To fuel my karma, whenever anyone runs out of gas by my house, which happens about once a year, I gladly provide one or two gallons meant for the tractor. I told the young man I would be glad to help and asked him to come to the garage with me. When I got there, I was surprised to see that none of my gas cans had any appreciable amount of fuel in them. Now it was my turn to apologize for not being able to help him. "Sorry," I said, "but I don't believe I have any gasoline except for the half gallon meant for the chainsaw." For those unaware, the chainsaw fuel is pre-mixed with oil and shouldn't be used in an automobile.
Confidently, the young man said, "Sir, I'm pretty sure that gas will get us home." "By all means," I told the young man, "take that gas." He walked with the can back to his Jeep and poured it into the tank. He handed the can back to me when it was empty and said, "Thank you very much sir." It was then I saw how very young this boy was and how frail his blond, equally young girlfriend looked. They were both dressed with hats and scarves and gloves, seeming to indicate the car had no working heater. I wished the young man, good luck. With that, he got into the car and turned the key. With an angel watching over those two, that Jeep started right up. A single wave from the end of the driveway, they were gone.
That day I thought about family and what it means. The need to be with family at the holidays sent those ill equipped children halfway across the country without enough money to make it but with a determination unequaled by any adversity laid in their way. I thought of providence, being in my yard at the right time, and I thought of my son, wondering who was watching out for him.
I went to thanksgiving dinner, and appreciated the food, kith, and kin more than ever before. When I returned to my house in the afternoon, there was a message on my answering machine. It was my wife, asking if I would come to Atlanta to bring her and our son home. The next day I stood in a terminal at O'Hare Airport waiting to board a Delta flight to Hartsfield Airport, hoping the pilot wasn't going to need to stop to borrow any gas.
Just this year, I finally resigned from the Board of Health, twelve years after my initial appointment. Back then my first wife and I reconciled but the following October we separated again, this time our son staying with me full time. Fourteen months after that we reconciled again.
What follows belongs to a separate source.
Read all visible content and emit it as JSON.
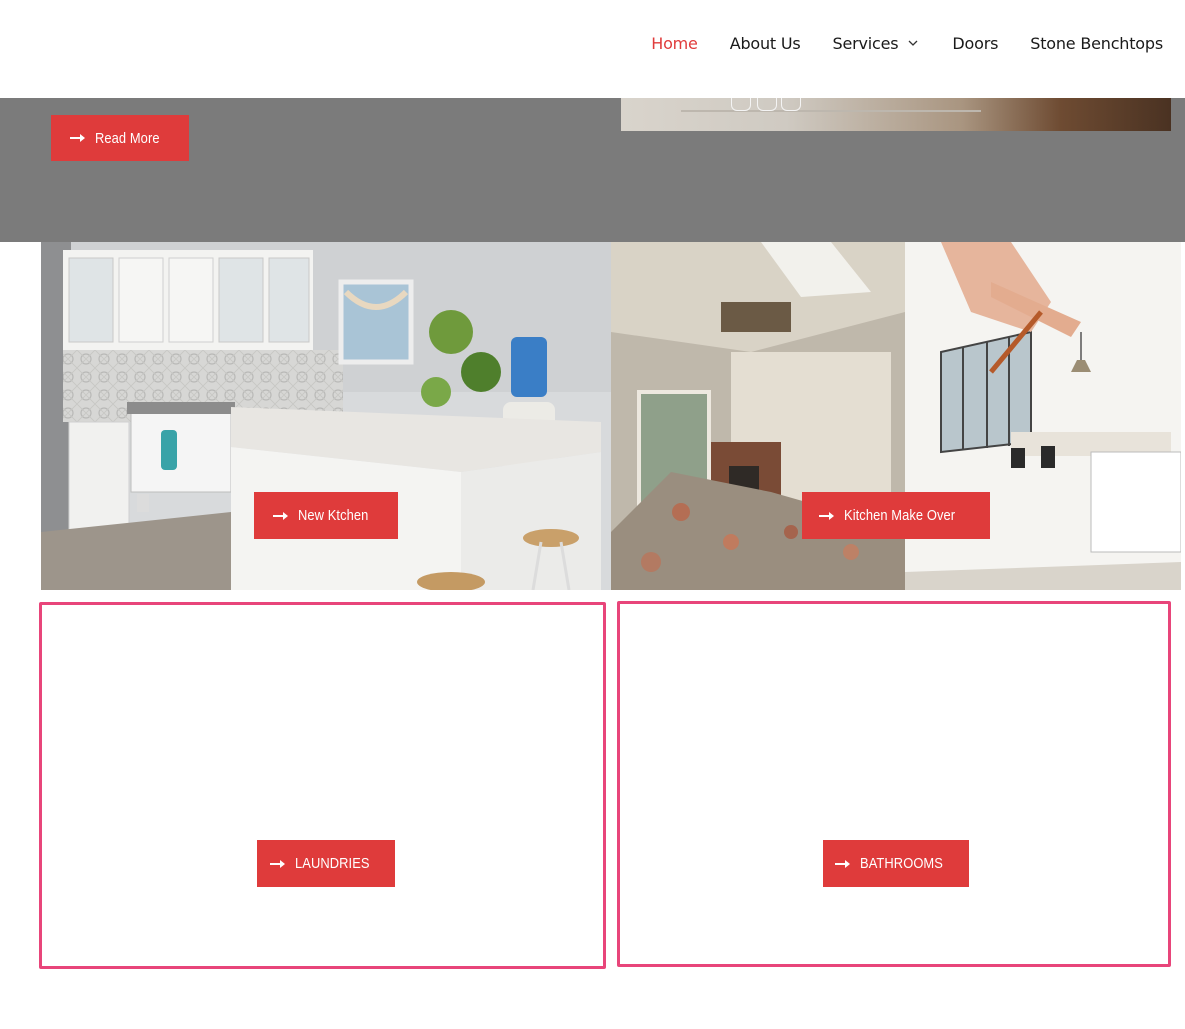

In another twelve months after that, we divorced, my son remaining with me once again.
I wonder what lesson in family I learned from that young couple in 1999. Hopefully they made it and are still out there somewhere teaching others how desperately we all crave to be with family at Thanksgiving.